EXERCISE AIM ::
All lines of the entries with "JSON" in them must be listed.

MATERIAL FOR THIS TASK ::
*** Block opens ***

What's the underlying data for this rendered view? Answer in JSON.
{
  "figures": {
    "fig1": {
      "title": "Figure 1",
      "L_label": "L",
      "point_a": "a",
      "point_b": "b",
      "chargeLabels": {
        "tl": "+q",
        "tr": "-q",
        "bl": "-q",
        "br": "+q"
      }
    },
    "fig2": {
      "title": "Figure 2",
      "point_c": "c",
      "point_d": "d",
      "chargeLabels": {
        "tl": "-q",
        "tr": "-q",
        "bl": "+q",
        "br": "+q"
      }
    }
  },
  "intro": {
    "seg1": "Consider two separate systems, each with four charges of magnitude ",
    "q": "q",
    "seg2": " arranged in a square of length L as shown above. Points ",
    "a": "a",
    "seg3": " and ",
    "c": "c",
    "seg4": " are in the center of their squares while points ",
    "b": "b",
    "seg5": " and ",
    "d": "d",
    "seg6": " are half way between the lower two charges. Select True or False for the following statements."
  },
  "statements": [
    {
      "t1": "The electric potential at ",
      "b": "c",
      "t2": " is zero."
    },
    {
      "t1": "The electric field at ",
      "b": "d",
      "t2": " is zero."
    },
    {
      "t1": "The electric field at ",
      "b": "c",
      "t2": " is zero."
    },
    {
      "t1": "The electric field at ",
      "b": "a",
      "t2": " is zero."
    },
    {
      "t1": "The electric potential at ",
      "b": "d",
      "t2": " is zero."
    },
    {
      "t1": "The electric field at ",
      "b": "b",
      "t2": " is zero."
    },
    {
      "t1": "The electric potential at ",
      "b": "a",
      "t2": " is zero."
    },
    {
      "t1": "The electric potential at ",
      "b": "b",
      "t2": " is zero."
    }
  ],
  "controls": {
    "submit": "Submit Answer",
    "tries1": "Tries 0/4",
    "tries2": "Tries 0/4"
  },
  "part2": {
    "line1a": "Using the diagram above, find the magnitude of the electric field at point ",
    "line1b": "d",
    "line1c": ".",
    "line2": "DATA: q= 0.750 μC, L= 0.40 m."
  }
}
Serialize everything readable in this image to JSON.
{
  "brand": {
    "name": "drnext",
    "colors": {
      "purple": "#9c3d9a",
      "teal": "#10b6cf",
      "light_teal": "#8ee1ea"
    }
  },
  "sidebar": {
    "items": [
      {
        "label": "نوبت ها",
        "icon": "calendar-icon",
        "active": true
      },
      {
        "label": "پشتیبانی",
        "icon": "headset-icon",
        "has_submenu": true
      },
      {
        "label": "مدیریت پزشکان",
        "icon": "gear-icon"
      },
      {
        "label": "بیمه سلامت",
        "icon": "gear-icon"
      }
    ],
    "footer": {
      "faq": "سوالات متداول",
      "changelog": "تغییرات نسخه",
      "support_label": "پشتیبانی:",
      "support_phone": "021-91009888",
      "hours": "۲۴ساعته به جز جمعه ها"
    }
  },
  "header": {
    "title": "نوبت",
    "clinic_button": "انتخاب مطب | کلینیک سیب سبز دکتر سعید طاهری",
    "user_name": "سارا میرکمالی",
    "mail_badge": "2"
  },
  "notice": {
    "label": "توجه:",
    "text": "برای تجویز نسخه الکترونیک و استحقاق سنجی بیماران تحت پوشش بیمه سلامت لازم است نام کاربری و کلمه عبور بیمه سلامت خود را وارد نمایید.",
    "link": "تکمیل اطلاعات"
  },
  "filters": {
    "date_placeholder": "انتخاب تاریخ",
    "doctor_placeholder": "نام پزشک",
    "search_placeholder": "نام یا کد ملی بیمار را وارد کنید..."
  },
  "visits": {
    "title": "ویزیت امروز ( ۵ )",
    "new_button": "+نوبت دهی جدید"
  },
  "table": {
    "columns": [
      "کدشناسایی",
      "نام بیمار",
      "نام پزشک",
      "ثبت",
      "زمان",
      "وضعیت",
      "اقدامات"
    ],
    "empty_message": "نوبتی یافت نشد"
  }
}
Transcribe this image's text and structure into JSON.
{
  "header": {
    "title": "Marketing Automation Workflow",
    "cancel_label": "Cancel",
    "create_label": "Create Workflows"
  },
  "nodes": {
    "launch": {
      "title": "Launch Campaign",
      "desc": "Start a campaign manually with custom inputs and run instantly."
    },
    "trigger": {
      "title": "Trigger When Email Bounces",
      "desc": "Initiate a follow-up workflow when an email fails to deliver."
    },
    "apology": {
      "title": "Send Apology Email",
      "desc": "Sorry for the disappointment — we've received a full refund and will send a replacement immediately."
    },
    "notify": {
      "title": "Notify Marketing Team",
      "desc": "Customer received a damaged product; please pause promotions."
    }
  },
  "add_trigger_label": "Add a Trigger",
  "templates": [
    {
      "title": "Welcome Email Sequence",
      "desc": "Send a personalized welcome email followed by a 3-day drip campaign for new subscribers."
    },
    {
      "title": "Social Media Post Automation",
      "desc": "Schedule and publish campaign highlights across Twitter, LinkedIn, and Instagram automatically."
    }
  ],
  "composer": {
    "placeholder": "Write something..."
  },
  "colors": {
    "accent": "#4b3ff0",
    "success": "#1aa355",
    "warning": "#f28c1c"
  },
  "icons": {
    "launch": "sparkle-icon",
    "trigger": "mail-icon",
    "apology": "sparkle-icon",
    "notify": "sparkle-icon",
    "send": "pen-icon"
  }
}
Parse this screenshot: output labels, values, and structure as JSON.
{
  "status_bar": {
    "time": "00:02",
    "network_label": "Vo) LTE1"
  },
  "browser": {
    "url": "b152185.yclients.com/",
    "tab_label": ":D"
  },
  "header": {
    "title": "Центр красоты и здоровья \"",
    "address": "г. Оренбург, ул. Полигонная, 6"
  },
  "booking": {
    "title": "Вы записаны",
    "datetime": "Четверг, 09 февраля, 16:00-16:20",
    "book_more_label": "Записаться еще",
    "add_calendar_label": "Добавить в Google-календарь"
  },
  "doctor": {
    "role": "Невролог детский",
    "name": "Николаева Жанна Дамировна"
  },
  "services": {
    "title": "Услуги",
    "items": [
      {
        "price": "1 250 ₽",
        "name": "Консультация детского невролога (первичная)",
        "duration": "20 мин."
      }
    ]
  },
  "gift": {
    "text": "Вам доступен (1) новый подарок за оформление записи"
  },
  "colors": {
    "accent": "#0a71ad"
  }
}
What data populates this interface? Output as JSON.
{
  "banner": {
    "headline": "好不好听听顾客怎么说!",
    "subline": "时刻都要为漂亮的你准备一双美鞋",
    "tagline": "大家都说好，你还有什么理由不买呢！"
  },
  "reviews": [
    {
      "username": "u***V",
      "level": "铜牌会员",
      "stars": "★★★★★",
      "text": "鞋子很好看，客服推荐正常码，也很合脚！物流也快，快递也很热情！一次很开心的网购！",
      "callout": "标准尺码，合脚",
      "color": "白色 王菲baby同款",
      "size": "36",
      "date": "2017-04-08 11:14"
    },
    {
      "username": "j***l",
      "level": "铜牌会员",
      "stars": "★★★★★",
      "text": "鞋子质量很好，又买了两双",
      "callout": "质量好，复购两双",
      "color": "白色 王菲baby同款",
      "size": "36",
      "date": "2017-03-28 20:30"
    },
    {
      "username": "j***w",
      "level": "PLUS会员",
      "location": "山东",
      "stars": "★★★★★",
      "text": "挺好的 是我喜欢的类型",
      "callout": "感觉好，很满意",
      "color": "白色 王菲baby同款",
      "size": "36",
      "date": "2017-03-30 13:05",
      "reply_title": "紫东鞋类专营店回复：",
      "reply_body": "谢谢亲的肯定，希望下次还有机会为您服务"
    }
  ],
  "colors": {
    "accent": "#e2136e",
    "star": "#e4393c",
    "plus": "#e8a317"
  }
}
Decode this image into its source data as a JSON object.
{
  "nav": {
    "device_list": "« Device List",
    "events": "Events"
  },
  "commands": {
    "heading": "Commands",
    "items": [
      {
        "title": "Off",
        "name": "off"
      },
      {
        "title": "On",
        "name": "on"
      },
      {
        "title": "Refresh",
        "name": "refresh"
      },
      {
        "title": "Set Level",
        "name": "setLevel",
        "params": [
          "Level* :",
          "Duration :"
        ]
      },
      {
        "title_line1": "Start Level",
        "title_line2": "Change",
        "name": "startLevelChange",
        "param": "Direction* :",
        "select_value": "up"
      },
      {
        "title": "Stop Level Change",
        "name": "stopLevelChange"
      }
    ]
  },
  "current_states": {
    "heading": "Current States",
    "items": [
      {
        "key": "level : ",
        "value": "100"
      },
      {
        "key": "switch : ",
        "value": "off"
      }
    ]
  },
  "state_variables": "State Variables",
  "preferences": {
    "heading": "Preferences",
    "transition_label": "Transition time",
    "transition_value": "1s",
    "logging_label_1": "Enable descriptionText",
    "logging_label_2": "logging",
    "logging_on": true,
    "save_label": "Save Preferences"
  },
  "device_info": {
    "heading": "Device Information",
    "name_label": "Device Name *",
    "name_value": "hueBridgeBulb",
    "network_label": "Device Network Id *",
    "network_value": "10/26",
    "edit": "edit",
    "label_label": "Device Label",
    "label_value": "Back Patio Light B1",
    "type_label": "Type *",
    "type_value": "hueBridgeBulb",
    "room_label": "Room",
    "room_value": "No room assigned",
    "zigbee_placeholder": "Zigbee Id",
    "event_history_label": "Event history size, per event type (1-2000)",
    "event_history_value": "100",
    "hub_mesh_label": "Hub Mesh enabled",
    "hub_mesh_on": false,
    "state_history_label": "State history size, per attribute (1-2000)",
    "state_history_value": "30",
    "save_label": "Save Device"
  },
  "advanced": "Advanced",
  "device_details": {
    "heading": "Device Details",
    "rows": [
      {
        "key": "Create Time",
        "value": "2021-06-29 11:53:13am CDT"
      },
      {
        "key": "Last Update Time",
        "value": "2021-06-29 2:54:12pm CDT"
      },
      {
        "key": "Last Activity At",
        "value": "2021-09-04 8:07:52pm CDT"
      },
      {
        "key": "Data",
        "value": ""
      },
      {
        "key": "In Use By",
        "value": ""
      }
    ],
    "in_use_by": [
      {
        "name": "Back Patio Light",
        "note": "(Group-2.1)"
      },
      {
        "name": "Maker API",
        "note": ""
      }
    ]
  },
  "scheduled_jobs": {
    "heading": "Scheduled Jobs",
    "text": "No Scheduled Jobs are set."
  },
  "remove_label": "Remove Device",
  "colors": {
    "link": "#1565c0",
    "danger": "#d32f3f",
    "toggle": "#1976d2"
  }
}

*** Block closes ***

RESULT OF THE EXERCISE ::
What's the underlying data for this rendered view? Answer in JSON.
Serialize everything readable in this image to JSON.
Transcribe this image's text and structure into JSON.
Parse this screenshot: output labels, values, and structure as JSON.
What data populates this interface? Output as JSON.
Decode this image into its source data as a JSON object.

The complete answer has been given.